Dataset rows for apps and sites

####

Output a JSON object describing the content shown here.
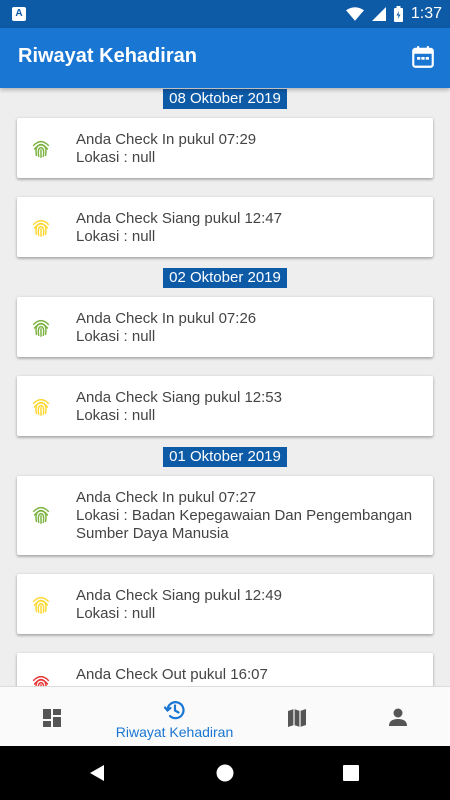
{
  "status_bar": {
    "time": "1:37",
    "notification_icon": "A"
  },
  "app_bar": {
    "title": "Riwayat Kehadiran",
    "calendar_icon": "calendar-icon"
  },
  "colors": {
    "primary": "#1976d2",
    "primary_dark": "#0d5aa7",
    "check_in": "#7cb342",
    "check_siang": "#fdd835",
    "check_out": "#e53935"
  },
  "groups": [
    {
      "date": "08 Oktober 2019",
      "items": [
        {
          "line1": "Anda Check In pukul 07:29",
          "line2": "Lokasi : null",
          "status": "check-in"
        },
        {
          "line1": "Anda Check Siang pukul 12:47",
          "line2": "Lokasi : null",
          "status": "check-siang"
        }
      ]
    },
    {
      "date": "02 Oktober 2019",
      "items": [
        {
          "line1": "Anda Check In pukul 07:26",
          "line2": "Lokasi : null",
          "status": "check-in"
        },
        {
          "line1": "Anda Check Siang pukul 12:53",
          "line2": "Lokasi : null",
          "status": "check-siang"
        }
      ]
    },
    {
      "date": "01 Oktober 2019",
      "items": [
        {
          "line1": "Anda Check In pukul 07:27",
          "line2": "Lokasi : Badan Kepegawaian Dan Pengembangan",
          "line3": "Sumber Daya Manusia",
          "status": "check-in"
        },
        {
          "line1": "Anda Check Siang pukul 12:49",
          "line2": "Lokasi : null",
          "status": "check-siang"
        },
        {
          "line1": "Anda Check Out pukul 16:07",
          "status": "check-out"
        }
      ]
    }
  ],
  "bottom_nav": {
    "items": [
      {
        "icon": "dashboard-icon"
      },
      {
        "icon": "history-icon",
        "label": "Riwayat Kehadiran",
        "active": true
      },
      {
        "icon": "map-icon"
      },
      {
        "icon": "person-icon"
      }
    ]
  }
}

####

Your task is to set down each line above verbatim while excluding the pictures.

Output a JSON object describing the content shown here.
{
  "status_bar": {
    "time": "1:37",
    "notification_icon": "A"
  },
  "app_bar": {
    "title": "Riwayat Kehadiran",
    "calendar_icon": "calendar-icon"
  },
  "colors": {
    "primary": "#1976d2",
    "primary_dark": "#0d5aa7",
    "check_in": "#7cb342",
    "check_siang": "#fdd835",
    "check_out": "#e53935"
  },
  "groups": [
    {
      "date": "08 Oktober 2019",
      "items": [
        {
          "line1": "Anda Check In pukul 07:29",
          "line2": "Lokasi : null",
          "status": "check-in"
        },
        {
          "line1": "Anda Check Siang pukul 12:47",
          "line2": "Lokasi : null",
          "status": "check-siang"
        }
      ]
    },
    {
      "date": "02 Oktober 2019",
      "items": [
        {
          "line1": "Anda Check In pukul 07:26",
          "line2": "Lokasi : null",
          "status": "check-in"
        },
        {
          "line1": "Anda Check Siang pukul 12:53",
          "line2": "Lokasi : null",
          "status": "check-siang"
        }
      ]
    },
    {
      "date": "01 Oktober 2019",
      "items": [
        {
          "line1": "Anda Check In pukul 07:27",
          "line2": "Lokasi : Badan Kepegawaian Dan Pengembangan",
          "line3": "Sumber Daya Manusia",
          "status": "check-in"
        },
        {
          "line1": "Anda Check Siang pukul 12:49",
          "line2": "Lokasi : null",
          "status": "check-siang"
        },
        {
          "line1": "Anda Check Out pukul 16:07",
          "status": "check-out"
        }
      ]
    }
  ],
  "bottom_nav": {
    "items": [
      {
        "icon": "dashboard-icon"
      },
      {
        "icon": "history-icon",
        "label": "Riwayat Kehadiran",
        "active": true
      },
      {
        "icon": "map-icon"
      },
      {
        "icon": "person-icon"
      }
    ]
  }
}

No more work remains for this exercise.